_YOUR INSTRUCTIONS_:
For the entries below, work out how many lines include the string "true", then write only that number.

[App and web page records]
==========
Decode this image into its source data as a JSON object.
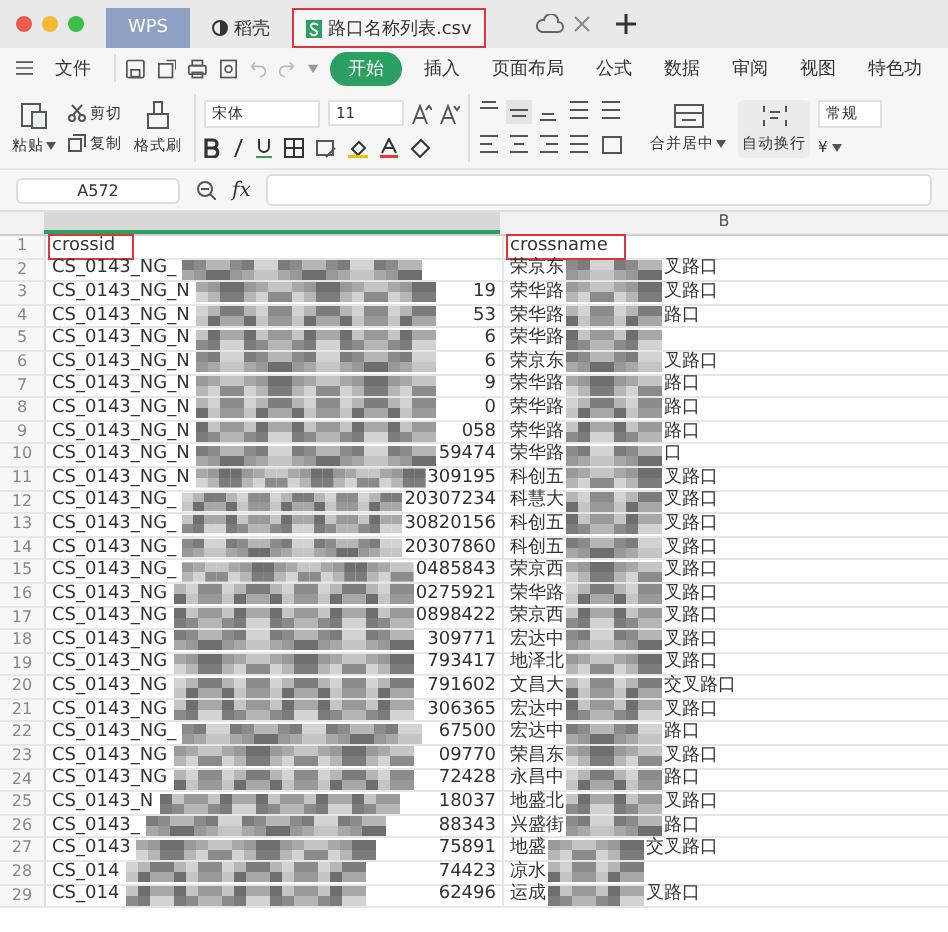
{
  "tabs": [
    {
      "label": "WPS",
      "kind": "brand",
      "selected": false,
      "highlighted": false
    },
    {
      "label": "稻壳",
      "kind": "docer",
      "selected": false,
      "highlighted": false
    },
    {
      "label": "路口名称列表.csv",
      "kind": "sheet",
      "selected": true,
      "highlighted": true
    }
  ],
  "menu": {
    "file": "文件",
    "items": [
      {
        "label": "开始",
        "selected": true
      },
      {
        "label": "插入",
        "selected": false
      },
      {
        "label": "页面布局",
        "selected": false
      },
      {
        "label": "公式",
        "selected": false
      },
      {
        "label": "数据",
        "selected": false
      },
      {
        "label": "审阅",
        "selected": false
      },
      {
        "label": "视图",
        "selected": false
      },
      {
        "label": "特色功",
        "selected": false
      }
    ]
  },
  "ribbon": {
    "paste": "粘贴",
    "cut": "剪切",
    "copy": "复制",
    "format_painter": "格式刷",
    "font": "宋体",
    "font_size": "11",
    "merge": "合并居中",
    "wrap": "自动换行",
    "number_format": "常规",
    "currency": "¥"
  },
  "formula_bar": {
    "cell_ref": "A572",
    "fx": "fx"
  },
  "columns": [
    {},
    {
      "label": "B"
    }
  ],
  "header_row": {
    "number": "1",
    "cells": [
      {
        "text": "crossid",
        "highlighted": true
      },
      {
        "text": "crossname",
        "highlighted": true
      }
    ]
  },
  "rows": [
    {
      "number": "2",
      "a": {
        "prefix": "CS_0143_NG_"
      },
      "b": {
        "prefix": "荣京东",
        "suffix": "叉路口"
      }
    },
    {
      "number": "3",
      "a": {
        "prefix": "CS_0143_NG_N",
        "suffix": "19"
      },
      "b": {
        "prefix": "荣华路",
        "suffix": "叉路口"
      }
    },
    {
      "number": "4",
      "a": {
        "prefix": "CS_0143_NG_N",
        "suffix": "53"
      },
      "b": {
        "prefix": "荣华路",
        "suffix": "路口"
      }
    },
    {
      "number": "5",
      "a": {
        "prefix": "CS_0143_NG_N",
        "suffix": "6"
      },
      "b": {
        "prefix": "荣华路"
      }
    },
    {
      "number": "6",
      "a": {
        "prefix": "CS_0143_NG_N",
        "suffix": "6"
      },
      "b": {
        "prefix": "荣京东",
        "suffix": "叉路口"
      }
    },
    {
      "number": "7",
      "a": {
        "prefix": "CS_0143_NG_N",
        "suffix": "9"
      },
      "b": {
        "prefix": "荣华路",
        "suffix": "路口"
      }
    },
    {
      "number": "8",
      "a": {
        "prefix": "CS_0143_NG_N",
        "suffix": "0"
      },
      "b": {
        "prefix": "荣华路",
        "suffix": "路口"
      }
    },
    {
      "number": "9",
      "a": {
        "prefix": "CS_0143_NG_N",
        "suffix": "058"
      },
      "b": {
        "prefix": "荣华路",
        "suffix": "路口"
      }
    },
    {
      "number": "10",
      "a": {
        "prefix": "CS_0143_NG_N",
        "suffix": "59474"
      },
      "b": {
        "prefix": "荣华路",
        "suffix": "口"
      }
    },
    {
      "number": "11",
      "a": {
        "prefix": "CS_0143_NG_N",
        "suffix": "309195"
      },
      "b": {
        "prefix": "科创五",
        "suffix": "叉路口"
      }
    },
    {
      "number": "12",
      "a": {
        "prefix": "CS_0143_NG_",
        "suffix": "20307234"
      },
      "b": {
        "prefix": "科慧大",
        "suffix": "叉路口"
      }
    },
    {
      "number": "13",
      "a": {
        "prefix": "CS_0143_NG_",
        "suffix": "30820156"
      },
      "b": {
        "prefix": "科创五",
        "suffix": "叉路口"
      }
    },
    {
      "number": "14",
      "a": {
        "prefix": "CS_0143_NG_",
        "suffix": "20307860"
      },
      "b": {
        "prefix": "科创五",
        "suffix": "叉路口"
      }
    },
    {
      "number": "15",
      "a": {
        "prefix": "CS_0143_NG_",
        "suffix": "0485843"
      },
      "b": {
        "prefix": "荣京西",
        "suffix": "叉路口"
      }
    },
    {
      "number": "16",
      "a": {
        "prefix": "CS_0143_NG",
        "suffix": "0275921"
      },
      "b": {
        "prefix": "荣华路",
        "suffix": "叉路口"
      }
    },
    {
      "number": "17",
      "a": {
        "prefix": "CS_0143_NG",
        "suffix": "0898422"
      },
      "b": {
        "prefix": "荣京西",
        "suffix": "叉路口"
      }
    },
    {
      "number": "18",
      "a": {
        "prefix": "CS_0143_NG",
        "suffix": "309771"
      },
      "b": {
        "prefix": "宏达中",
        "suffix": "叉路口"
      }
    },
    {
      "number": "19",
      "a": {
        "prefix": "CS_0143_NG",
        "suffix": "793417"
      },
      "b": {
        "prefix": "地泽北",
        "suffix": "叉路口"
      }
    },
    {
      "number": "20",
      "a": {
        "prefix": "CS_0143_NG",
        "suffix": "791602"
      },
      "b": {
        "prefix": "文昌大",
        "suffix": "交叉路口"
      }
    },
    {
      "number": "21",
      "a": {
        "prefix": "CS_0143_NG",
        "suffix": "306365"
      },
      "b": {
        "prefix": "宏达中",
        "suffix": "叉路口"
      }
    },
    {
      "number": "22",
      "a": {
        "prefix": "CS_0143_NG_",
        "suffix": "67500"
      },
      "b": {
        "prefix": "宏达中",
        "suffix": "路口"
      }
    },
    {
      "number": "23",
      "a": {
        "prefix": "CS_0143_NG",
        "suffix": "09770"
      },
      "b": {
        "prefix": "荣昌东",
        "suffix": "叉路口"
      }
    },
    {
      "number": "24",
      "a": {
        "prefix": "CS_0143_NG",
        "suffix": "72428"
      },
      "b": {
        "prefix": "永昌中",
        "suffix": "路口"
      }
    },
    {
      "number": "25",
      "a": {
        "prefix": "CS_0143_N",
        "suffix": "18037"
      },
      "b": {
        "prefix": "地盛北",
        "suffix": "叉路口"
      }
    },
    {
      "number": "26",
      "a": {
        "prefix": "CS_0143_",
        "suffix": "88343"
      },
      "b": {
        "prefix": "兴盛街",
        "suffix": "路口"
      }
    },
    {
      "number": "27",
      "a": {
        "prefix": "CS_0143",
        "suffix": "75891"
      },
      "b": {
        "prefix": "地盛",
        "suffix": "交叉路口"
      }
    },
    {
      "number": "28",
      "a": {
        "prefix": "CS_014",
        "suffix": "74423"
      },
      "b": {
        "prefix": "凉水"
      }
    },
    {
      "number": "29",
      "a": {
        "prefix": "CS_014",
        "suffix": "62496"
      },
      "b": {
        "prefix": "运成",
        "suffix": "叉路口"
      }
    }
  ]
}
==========
_EXERCISE ANSWER_:
5